|Title||Effect Sizes and Primary Outcomes in Large-Budget, Cardiovascular-Related Behavioral Randomized Controlled Trials Funded by NIH Since 1980.|
|Publication Type||Journal Article|
|Year of Publication||2015|
|Authors||Irvin, VL, Kaplan, RM|
|Journal||Annals of behavioral medicine : a publication of the Society of Behavioral Medicine|
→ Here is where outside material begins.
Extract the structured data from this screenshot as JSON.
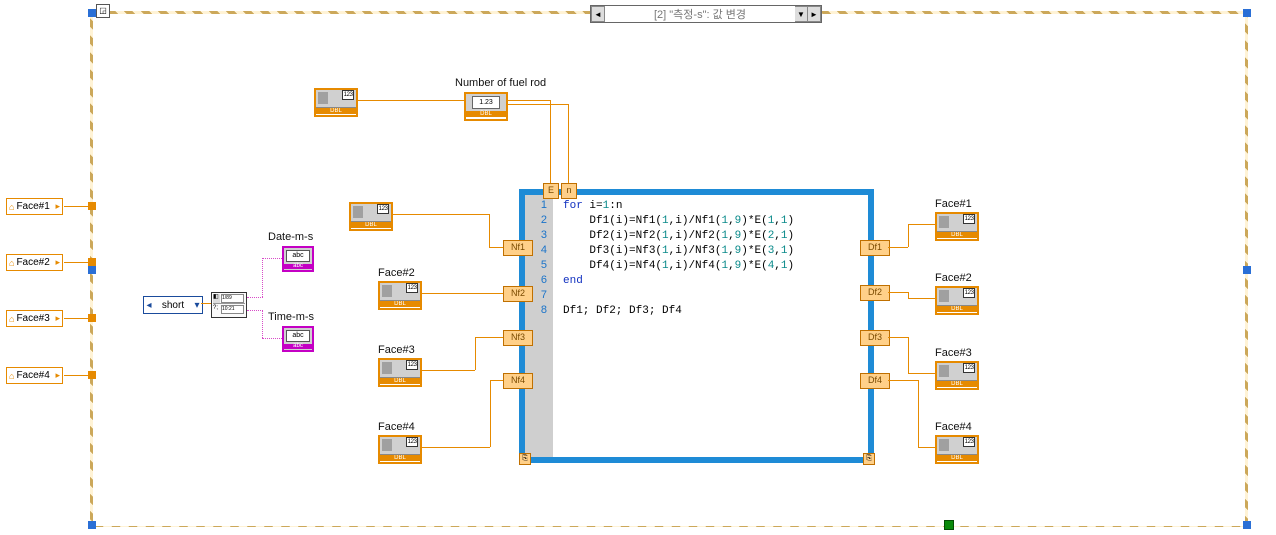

PURPOSE: We reviewed large-budget, National Institutes of Health (NIH)-supported randomized controlled trials (RCTs) with behavioral interventions to assess (1) publication rates, (2) trial registration, (3) use of objective measures, (4) significant behavior and physiological change, and (5) effect sizes. METHODS: We identified large-budget grants (>$500,000/year) funded by NIH (National Heart Lung and Blood Institute (NHLBI) or National Institute of Diabetes & Digestive and Kidney Diseases (NIDDK)) for cardiovascular disease (dates January 1, 1980 to December 31, 2012). Among 106 grants that potentially met inclusion criteria, 20 studies were not published and 48 publications were excluded, leaving 38 publications for analysis. ClinicalTrials.gov abstracts were used to determine whether outcome measures had been pre-specified. RESULTS: Three fourths of trials were registered in ClinicalTrials.gov and all published pre-specified outcomes. Twenty-six trials reported a behavioral outcome with 81 % reporting significant improvements for the target behavior. Thirty-two trials reported a physiological outcome. All were objectively measured, and 81 % reported significant benefit. Seventeen trials reported morbidity outcomes, and seven reported a significant benefit. Nine trials assessed mortality, and all were null for this outcome. CONCLUSIONS: Behavioral trials complied with trial registration standards. Most reported a physiological benefit, but few documented morbidity or mortality benefits.